Third person allows for more physical description of the main character – it lets you see them through someone else’s eyes. It also allows you to keep secrets from your main character which another character knows – and the reader knows that they know – and wonders what will happen when the main character finds out. This is a great suspense builder and such secrets can be an important part of the character’s journey.

When Choosing Point of View – Ask yourself this:

“Who do I want to tell my character’s story? –How much does that person know?” The answers to these questions will help you make your decision.

It’s also a question of your writing style. If you’re not happy with how something is turning out, try writing it from a different point of view – this could be changing from first to third person or vice versa – or it could even require you to get a different character to tell your story.

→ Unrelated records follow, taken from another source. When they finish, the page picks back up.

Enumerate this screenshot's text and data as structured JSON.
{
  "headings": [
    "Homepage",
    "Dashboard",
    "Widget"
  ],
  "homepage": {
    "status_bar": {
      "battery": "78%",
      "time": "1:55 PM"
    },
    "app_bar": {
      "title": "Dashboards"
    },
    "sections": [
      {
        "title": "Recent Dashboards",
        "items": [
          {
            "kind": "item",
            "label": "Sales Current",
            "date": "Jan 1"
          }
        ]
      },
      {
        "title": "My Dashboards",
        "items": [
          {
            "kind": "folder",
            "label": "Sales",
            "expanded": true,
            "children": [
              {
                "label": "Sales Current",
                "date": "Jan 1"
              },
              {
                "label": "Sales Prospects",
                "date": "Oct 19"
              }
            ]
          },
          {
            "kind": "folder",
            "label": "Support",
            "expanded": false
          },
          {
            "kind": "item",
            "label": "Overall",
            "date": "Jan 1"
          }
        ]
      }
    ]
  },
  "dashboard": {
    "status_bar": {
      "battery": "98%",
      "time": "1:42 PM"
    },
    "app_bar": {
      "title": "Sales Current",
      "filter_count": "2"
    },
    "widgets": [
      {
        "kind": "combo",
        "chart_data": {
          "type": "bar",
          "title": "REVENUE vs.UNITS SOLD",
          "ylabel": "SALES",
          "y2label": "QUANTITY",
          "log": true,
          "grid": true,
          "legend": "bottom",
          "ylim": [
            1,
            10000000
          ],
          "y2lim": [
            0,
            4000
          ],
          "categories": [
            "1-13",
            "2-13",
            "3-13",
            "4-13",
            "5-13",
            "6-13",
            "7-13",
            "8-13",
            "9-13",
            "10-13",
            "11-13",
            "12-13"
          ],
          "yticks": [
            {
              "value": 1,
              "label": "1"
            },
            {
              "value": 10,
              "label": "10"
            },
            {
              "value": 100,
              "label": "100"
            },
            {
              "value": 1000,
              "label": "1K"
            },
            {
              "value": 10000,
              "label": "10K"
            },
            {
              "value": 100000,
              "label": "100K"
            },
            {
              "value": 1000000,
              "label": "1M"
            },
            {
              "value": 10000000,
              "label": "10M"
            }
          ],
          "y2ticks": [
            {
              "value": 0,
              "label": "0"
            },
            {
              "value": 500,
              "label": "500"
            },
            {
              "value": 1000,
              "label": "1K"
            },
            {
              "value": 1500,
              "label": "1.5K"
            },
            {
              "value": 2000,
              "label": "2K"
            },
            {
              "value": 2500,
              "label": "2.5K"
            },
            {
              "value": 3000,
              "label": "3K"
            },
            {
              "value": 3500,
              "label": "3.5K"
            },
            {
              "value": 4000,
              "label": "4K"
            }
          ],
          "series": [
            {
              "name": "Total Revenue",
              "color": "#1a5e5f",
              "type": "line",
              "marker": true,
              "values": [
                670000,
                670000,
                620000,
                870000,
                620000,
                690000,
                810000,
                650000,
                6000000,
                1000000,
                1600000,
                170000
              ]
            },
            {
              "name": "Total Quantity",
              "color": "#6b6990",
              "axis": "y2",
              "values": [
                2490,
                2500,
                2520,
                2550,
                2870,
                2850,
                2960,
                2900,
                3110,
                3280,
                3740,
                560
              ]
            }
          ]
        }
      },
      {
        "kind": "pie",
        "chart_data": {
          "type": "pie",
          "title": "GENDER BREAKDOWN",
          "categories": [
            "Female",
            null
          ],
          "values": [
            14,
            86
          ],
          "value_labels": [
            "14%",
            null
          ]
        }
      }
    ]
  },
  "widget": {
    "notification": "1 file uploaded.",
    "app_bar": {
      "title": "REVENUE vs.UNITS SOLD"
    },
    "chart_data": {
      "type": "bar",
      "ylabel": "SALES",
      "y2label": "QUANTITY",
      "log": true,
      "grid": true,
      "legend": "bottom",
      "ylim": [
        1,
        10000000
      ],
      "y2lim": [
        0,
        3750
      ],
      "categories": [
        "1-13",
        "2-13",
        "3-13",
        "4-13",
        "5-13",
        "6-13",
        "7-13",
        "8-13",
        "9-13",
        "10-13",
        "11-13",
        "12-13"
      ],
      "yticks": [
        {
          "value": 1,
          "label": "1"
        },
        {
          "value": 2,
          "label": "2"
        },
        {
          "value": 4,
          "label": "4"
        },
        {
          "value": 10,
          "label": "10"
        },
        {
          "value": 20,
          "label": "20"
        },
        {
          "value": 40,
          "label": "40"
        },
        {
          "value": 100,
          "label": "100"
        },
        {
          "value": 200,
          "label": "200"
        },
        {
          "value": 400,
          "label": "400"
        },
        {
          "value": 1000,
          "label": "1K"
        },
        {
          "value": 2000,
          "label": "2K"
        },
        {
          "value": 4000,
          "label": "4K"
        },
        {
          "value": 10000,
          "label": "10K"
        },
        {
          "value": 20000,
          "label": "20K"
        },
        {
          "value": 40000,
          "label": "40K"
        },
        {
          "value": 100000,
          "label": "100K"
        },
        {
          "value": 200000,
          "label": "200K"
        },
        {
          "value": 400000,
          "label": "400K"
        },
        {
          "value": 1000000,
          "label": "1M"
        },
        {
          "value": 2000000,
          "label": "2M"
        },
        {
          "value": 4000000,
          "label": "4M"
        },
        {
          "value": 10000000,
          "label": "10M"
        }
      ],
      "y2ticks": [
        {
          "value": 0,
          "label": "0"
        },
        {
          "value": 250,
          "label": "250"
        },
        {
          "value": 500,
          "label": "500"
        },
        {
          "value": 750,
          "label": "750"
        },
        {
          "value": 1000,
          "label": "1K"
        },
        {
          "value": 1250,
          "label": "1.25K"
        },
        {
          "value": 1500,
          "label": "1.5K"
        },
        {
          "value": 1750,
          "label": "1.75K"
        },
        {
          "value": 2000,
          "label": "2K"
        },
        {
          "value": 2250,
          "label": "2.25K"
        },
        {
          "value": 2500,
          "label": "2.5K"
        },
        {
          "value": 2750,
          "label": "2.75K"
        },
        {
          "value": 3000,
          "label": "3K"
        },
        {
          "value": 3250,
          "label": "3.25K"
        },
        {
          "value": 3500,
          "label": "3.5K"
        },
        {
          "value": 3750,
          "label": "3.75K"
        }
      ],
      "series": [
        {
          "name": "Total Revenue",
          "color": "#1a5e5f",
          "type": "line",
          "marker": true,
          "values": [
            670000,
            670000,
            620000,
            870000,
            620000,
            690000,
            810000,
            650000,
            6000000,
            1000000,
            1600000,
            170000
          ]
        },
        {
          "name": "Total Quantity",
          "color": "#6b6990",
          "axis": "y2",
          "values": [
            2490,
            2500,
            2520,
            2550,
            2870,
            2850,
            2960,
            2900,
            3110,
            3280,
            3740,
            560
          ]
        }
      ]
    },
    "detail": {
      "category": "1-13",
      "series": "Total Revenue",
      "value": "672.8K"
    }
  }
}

My novel, Shadows of Silence (yet to be published) started out as a kid’s book. It’s about a child with selective mutism who can’t talk outside his home. It’s based on a true story and has powerful themes, but I soon realized it was too heavy going for kids. I rewrote it as an adult novel from the mother’s point of view and it works so much better.

For me, first person seems to be my natural voice, but maybe that’s because it’s the one I grew up using. I think if you are using first person, you need to make sure that you maintain your action, description and dialogue and try where possible to minimize the use of ‘I’.

So I suppose my final piece of advice is to see what comes naturally to you – and don’t be afraid to try rewriting your story in a different point of view if it doesn’t seem to be working.

I hope this helps. Thanks for sharing your question with us Jessica.

Happy writing

Dee:-)

If you have a writing question you’d like answered, leave it as a comment on this post, and I’ll schedule it in as a Tuesday Writing Tip.

Next Tuesday we’ll be looking at networking opportunities for authors. Hope you can join us then.

*    *    *    Stay tuned for more about point of view. We’ll be discussing First person and Third person POV in more detail on 2nd March, and looking at how to hop from head to head.